Meta removes a deepfake video of the Ukrainian president

The recent deepfake video of President Volodymyr Zelensky appears to be the first use of AI-generated multimedia during the war against Ukraine.

Facebook’s owner Meta removed the fake video of the Ukrainian president showing the president encouraging the citizens to ‘lay down arms.’ After the video started floating on social media, president Zelensky said the video was false.

“Earlier today, our teams identified and removed a deepfake video claiming to show President Zelensky issuing a statement he never did,” Meta’s head of security policy Nathaniel Gleicher tweeted.

According to Gleicher, the video that appeared on a compromised website was later shared on Facebook and violated the company’s policy on misleading and manipulated media.

An excerpt from a deepfake video Meta removed.

YouTube’s spokesperson Ivy Choi issued a similar statement claiming the platform also deleted the video and suspended reuploads, apart from cases when the video is used for educational or research purposes.

According to Sam Gregory, program director at WITNESS, a New York-based human rights and video evidence group, the fake video of President Zelensky appears to be the first explicit deceptive deepfake in the context of Russia’s war against Ukraine.

Weapon and a tool

Deepfakes is a genre of content generated using artificial intelligence or, more specifically, a Generative Adversarial Network (GAN).

Programs that generate deepfakes use two or more different AIs working together.

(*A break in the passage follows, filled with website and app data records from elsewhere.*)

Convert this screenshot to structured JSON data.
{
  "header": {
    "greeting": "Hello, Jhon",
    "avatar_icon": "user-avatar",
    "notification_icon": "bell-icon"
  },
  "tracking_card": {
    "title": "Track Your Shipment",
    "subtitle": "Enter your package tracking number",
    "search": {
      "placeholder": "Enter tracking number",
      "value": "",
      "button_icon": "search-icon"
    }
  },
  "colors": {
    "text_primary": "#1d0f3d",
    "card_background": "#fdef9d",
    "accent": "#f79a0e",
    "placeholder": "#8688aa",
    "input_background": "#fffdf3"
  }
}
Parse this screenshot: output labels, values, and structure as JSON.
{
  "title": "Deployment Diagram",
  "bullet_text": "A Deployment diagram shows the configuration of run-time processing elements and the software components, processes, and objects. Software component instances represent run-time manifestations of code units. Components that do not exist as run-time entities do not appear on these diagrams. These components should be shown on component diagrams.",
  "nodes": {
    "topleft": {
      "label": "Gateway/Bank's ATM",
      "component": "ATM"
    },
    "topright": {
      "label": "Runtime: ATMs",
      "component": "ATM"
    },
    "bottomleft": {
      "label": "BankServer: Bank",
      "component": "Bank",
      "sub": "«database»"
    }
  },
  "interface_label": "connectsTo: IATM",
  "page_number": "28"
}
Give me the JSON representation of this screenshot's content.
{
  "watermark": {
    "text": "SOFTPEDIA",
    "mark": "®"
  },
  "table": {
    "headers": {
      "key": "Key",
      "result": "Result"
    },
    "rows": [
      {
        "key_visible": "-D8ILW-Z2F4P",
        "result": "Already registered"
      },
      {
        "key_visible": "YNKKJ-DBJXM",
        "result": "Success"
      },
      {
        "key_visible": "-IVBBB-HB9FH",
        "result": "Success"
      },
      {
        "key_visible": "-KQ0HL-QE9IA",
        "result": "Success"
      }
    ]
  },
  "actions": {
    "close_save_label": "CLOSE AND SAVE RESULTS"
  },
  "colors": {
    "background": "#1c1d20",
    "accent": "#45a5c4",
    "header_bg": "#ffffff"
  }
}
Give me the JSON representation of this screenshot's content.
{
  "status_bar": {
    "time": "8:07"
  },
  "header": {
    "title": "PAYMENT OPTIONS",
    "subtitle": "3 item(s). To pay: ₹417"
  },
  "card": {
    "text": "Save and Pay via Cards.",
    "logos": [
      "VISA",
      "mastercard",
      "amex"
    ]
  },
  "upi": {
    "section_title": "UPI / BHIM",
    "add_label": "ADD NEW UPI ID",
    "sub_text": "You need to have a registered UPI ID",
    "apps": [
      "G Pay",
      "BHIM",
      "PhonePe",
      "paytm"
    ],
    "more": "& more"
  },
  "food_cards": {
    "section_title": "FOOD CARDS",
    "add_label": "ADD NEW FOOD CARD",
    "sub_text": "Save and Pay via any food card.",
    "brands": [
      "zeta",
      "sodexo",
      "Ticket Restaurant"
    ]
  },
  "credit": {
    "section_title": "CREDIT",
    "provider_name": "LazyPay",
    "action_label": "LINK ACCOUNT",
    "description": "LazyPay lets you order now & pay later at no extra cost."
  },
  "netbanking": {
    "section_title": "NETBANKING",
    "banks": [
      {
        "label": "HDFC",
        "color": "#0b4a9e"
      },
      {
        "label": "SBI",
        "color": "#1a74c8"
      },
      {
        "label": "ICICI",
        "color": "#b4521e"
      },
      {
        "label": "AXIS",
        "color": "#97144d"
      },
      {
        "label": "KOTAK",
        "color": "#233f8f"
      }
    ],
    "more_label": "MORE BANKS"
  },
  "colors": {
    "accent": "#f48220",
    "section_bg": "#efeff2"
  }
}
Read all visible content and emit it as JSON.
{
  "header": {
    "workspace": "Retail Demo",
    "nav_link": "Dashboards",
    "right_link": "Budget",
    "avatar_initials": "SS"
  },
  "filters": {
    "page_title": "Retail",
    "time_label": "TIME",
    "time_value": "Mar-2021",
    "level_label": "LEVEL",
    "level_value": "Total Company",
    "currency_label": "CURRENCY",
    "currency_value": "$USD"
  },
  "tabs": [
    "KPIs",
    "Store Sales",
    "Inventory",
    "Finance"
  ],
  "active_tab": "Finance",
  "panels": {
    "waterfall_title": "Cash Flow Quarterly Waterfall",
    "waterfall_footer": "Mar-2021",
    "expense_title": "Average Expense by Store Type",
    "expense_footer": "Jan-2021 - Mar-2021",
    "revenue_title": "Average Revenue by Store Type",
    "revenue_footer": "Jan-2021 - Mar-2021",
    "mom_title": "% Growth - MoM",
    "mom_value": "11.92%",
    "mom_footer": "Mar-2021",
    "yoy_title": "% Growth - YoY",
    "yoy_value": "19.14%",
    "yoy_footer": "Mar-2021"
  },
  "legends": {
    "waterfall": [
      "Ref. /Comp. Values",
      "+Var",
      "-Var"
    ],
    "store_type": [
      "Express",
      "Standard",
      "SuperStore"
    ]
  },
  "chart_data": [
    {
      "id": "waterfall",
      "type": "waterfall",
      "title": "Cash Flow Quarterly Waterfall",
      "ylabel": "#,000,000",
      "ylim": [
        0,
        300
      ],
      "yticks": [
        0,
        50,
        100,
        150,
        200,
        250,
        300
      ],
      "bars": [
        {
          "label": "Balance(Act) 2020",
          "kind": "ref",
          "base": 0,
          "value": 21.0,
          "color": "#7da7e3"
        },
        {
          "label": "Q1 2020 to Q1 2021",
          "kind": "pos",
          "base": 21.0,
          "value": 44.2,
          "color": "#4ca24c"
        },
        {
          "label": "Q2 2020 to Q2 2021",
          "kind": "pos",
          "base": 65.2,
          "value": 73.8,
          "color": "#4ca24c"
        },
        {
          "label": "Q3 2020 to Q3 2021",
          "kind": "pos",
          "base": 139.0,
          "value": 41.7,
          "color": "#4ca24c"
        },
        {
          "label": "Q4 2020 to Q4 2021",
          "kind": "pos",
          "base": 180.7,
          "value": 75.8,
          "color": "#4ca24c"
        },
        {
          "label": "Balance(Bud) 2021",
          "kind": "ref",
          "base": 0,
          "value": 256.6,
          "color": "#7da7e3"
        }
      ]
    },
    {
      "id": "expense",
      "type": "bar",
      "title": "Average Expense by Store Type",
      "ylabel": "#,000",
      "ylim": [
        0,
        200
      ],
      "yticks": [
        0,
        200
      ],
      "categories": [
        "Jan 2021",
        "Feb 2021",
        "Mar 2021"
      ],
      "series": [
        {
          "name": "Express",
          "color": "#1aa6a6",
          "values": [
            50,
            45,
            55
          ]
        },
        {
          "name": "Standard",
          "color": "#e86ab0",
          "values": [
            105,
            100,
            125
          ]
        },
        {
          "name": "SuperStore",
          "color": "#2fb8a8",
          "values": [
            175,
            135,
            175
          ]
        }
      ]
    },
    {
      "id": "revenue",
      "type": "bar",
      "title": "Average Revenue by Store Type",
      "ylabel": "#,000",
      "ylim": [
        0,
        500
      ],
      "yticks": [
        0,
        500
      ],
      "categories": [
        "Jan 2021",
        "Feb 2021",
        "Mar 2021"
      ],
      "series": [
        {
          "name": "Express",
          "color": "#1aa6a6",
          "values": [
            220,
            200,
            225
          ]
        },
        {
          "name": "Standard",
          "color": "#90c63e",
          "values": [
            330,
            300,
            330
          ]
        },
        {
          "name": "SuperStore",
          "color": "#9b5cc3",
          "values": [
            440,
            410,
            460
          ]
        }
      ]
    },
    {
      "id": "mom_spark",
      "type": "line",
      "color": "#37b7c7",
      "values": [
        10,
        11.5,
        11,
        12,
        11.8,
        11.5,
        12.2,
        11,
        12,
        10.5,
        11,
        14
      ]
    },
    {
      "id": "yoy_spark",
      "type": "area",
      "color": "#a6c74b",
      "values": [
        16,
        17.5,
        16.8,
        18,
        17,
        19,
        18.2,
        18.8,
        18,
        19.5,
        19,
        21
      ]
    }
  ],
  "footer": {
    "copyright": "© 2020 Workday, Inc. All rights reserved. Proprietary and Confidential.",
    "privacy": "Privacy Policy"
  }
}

The first AI scans an image (or video, or audio) of the subject to be faked and then creates a doctored image or other media types.

The second AI will then examine these fakes and compare them to authentic images. And if the differences are too stark, the second AI will mark the image as an obvious fake and tell the first AI.

The first AI takes this information and continually adjusts the fake image until the second AI can’t tell a fake from the real thing anymore. This system is called Generative Adversarial Network, or GAN for short.

While deepfakes can be used to generate legitimate video content as we do at Cybernews, threat actors can abuse the technology with malicious intent.

As of now, the vast majority of deepfakes online are used to generate pornography. Experts feared deepfakes might be instrumental in shaping the 2020 US Presidential elections. However, the fears did not play out.